by Dark Watcher
Around March 12th, 1997 rumors began to surface about what originally began as a 64-bit upgrade for the Sega Saturn. Eventually
news began to leak about Sega's development of a totally new console. By June 1997 it was known that Sega had two different
design specs for consideration to become the new console, one code-named 'Black Belt' and the other code-named 'Dural'.
'Black Belt' was being designed by Sega of America. The console would sport an IBM/Motorola PowerPC 603e CPU with 3Dfx Voodoo graphics chipset. As a result of the programming difficulties of the Sega Saturn, Sega of America also approached big time PC developer Microsoft to develop an easy to program operating system for the console (probably where Microsoft took an interest in the console market). Sega of Japan however began developing 'Dural' which would sport a Hitachi SH-4 CPU with PowerVR2 graphics chipset designed by old console rival NEC/Video Logic (maker of the TurboGrafx 16, Turbo Duo and PC-FX). Both designs were brought to the big shots at Sega and compared side by side. It was determined that the 'Dural' design would be used, but would incorporate elements of the 'Black Belt' design. As a result most of the members of the American design team quit the company. 3Dfx then files a breach of contract lawsuit against Sega.
Sega worked with Microsoft, Hitachi, NEC\Video Logic and Yamaha to produce this machine. It was announced to the public as the Sega Katana on September 7th 1997 and would be the first 128-bit console to enter the videogame market. Sega fueled the console's hype by spending $100 million to launch it. Due to the demand for units, the system now called Dreamcast was rescheduled a number of times and was finally released in Japan on November 27, 1998.
By July 16, 1999, the Dreamcast was outselling the Nintendo 64 by a 3 to 1 ratio. Meanwhile in America, advertising for the
Dreamcast (their infamous 9.9.99 campaign as displayed to the right) was taking place and was released on September 9, 1999.
Europe also saw a successful release on October 14, 1999.
The Dreamcast was an impressive system boasting powerful specs, a simple to program Windows CE operating system and a built in modem for use in internet browsing and online game play. The year long wait from the Japanese release gave 3rd party developers ample time to bring a collection of software titles for the release. After some delays, SegaNet was finally introduced. SegaNet allowed Dreamcast users the ability to play games over the Internet. In January 2000, 30% of Japanese Dreamcast owners were online and by February 17 this had risen to almost 50%. In the US over 300,000 people were using DC's Internet and in Europe over 200,000 were reported. It would seem that Sega had finally corrected the mistakes that plagued them in the past.

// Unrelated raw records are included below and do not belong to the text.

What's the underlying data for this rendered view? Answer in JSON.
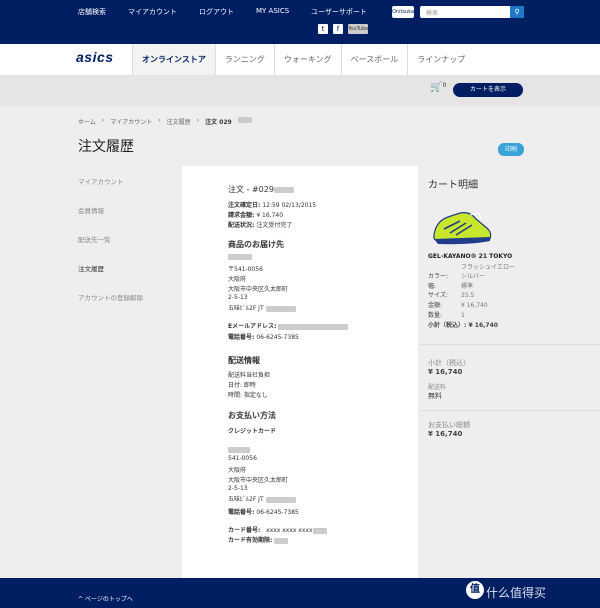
{
  "top": {
    "links": [
      "店舗検索",
      "マイアカウント",
      "ログアウト",
      "MY ASICS",
      "ユーザーサポート"
    ],
    "search_placeholder": "検索",
    "tiger_logo": "Onitsuka Tiger",
    "social": [
      "t",
      "f",
      "YouTube"
    ]
  },
  "nav": {
    "logo": "asics",
    "items": [
      "オンラインストア",
      "ランニング",
      "ウォーキング",
      "ベースボール",
      "ラインナップ"
    ]
  },
  "cart": {
    "count": "0",
    "button": "カートを表示"
  },
  "breadcrumb": [
    "ホーム",
    "マイアカウント",
    "注文履歴",
    "注文 029"
  ],
  "page_title": "注文履歴",
  "print_button": "印刷",
  "sidebar": [
    "マイアカウント",
    "会員情報",
    "配送先一覧",
    "注文履歴",
    "アカウントの登録解除"
  ],
  "order": {
    "number": "注文 - #029",
    "date_label": "注文確定日:",
    "date_value": "12:59 02/13/2015",
    "amount_label": "請求金額:",
    "amount_value": "¥ 16,740",
    "status_label": "配送状況:",
    "status_value": "注文受付完了",
    "shipto_title": "商品のお届け先",
    "shipto_lines": [
      "〒541-0056",
      "大阪府",
      "大阪市中央区久太郎町",
      "2-5-13",
      "五味ﾋﾞﾙ2F JT"
    ],
    "email_label": "Eメールアドレス:",
    "phone1_label": "電話番号:",
    "phone1_value": "06-6245-7385",
    "delivery_title": "配送情報",
    "delivery_lines": [
      "配送料当社負担",
      "日付: 即時",
      "時間: 指定なし"
    ],
    "payment_title": "お支払い方法",
    "payment_method": "クレジットカード",
    "bill_lines": [
      "541-0056",
      "大阪府",
      "大阪市中央区久太郎町",
      "2-5-13",
      "五味ﾋﾞﾙ2F JT"
    ],
    "phone2_label": "電話番号:",
    "phone2_value": "06-6245-7385",
    "card_no_label": "カード番号:",
    "card_no_value": "xxxx xxxx xxxx",
    "card_exp_label": "カード有効期限:"
  },
  "cart_detail": {
    "title": "カート明細",
    "product": "GEL-KAYANO® 21 TOKYO",
    "color_name": "フラッシュイエロー",
    "rows": [
      {
        "label": "カラー:",
        "value": "シルバー"
      },
      {
        "label": "幅:",
        "value": "標準"
      },
      {
        "label": "サイズ:",
        "value": "25.5"
      },
      {
        "label": "金額:",
        "value": "¥ 16,740"
      },
      {
        "label": "数量:",
        "value": "1"
      }
    ],
    "subtotal_label": "小計（税込）:",
    "subtotal_value": "¥ 16,740",
    "sum_label": "小計（税込）",
    "sum_value": "¥ 16,740",
    "shipping_label": "配送料",
    "shipping_value": "無料",
    "total_label": "お支払い総額",
    "total_value": "¥ 16,740"
  },
  "footer": {
    "back_to_top": "^ ページのトップへ"
  },
  "watermark": {
    "mark": "值",
    "text": "什么值得买"
  },
  "colors": {
    "brand_navy": "#001e62",
    "accent_blue": "#3aa3d8"
  }
}
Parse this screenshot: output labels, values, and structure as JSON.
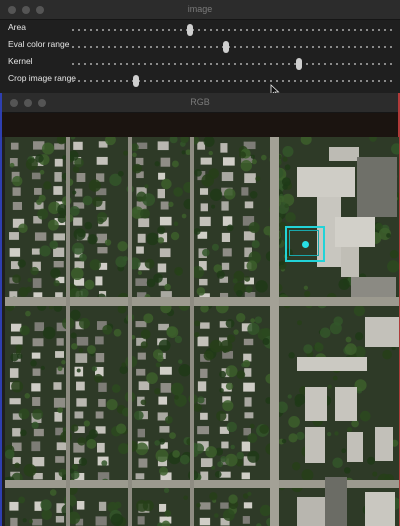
{
  "image_window": {
    "title": "image",
    "sliders": [
      {
        "label": "Area",
        "value": 0.37
      },
      {
        "label": "Eval color range",
        "value": 0.48
      },
      {
        "label": "Kernel",
        "value": 0.71
      },
      {
        "label": "Crop image range",
        "value": 0.2
      }
    ]
  },
  "rgb_window": {
    "title": "RGB"
  },
  "colors": {
    "roi": "#22d3d8",
    "window_bg": "#1f1f1f"
  }
}
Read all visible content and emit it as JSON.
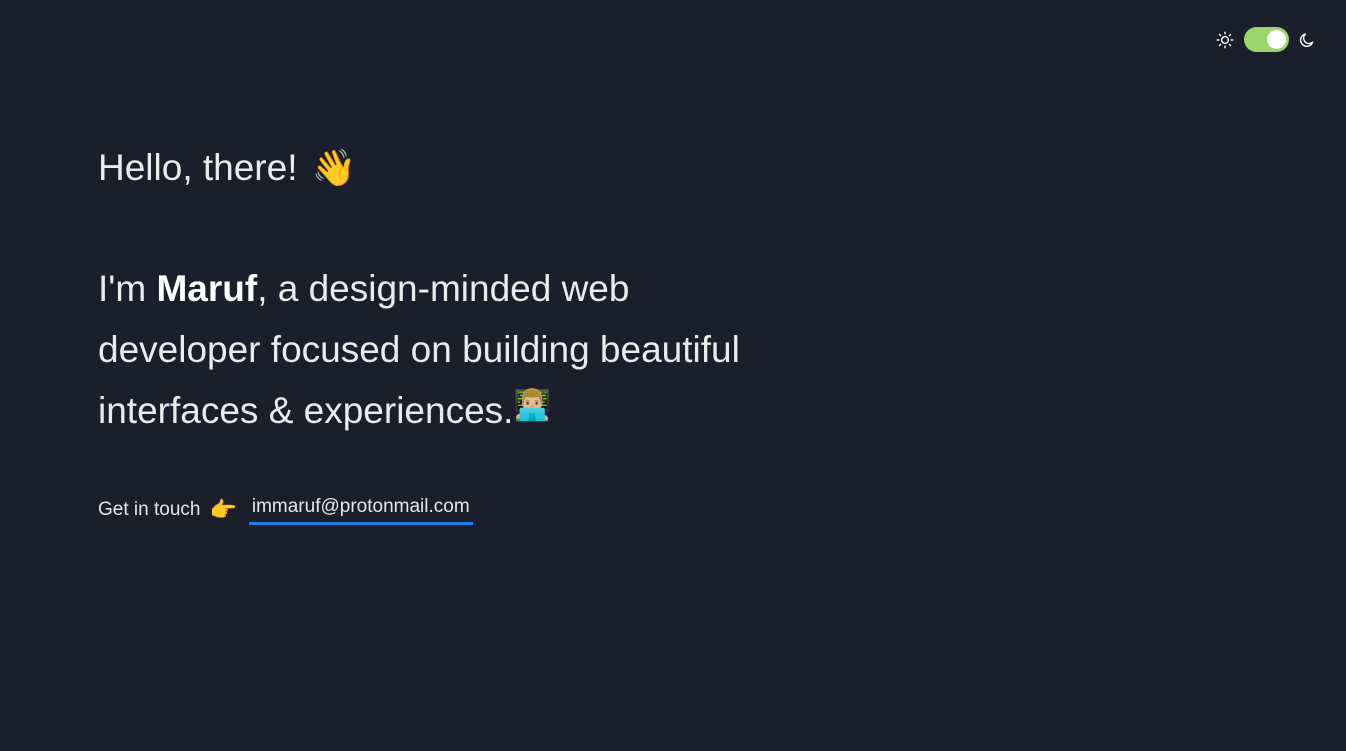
{
  "theme_toggle": {
    "light_icon": "sun-icon",
    "dark_icon": "moon-icon",
    "state": "dark",
    "track_color": "#9bd66b"
  },
  "greeting": {
    "text": "Hello, there!",
    "emoji": "👋"
  },
  "intro": {
    "prefix": "I'm ",
    "name": "Maruf",
    "suffix": ", a design-minded web developer focused on building beautiful interfaces & experiences.",
    "emoji": "👨🏼‍💻"
  },
  "contact": {
    "label": "Get in touch",
    "emoji": "👉",
    "email": "immaruf@protonmail.com",
    "link_underline_color": "#1f7aea"
  },
  "colors": {
    "background": "#1b1e2b",
    "text": "#ebebee"
  }
}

Even with the success of Dreamcast all was not well in the world of Sega. Sega faced numerous lawsuits from companies such as 3Dfx and were attempting to recover from a failed merger with Japanese company Bandai that occurred in January, 1997. The eventual release of Sony's 128-bit over hyped successor complicated matters with its backwards compatibility and ability to play DVDs (more bang for the buck).
The President of Sega Sholchiro Irimajiri steps down and is replaced by Isao Ohkawa. One of
Ohkawa's first steps is to issue an ultimatum and 500 million dollars to Sega of America to make the Dreamcast healthy in the U.S.
market again. Sega also faced difficulties in a price war with Sony. Sega initially could not afford to lower the price of
the console or they would never meet the break-even point due losses from previous console failures. With the announcements by
Nintendo and Microsoft of new consoles, Sega knew they couldn't hold out.
On January 31, 2001, Sega of America announces a major restructuring. The price the Sega Dreamcast dropped to $99.95 on February 4 and production of new systems ceased on March 31. Sega left behind the hardware business and became a software developer. Sega of Japan followed suit two days later.
The Sega Dreamcast was an amazing console and possibly one of Sega's greatest successes. It opened the gateway to console online gaming and its heart lives on in Sega's NAOMI arcade board. Its a shame that the Dreamcast's success could not save Sega as a hardware company, but its amazing game library lives on in console / PC ports.
FACT: Sega's choice to use a simplistic operating system to run its console was not only a benefit to 3rd party software developers, but also to private programmers around the world. Even after Sega announced they would no longer support the console, the Dreamcast lives on special thanks to these amazing private software authors.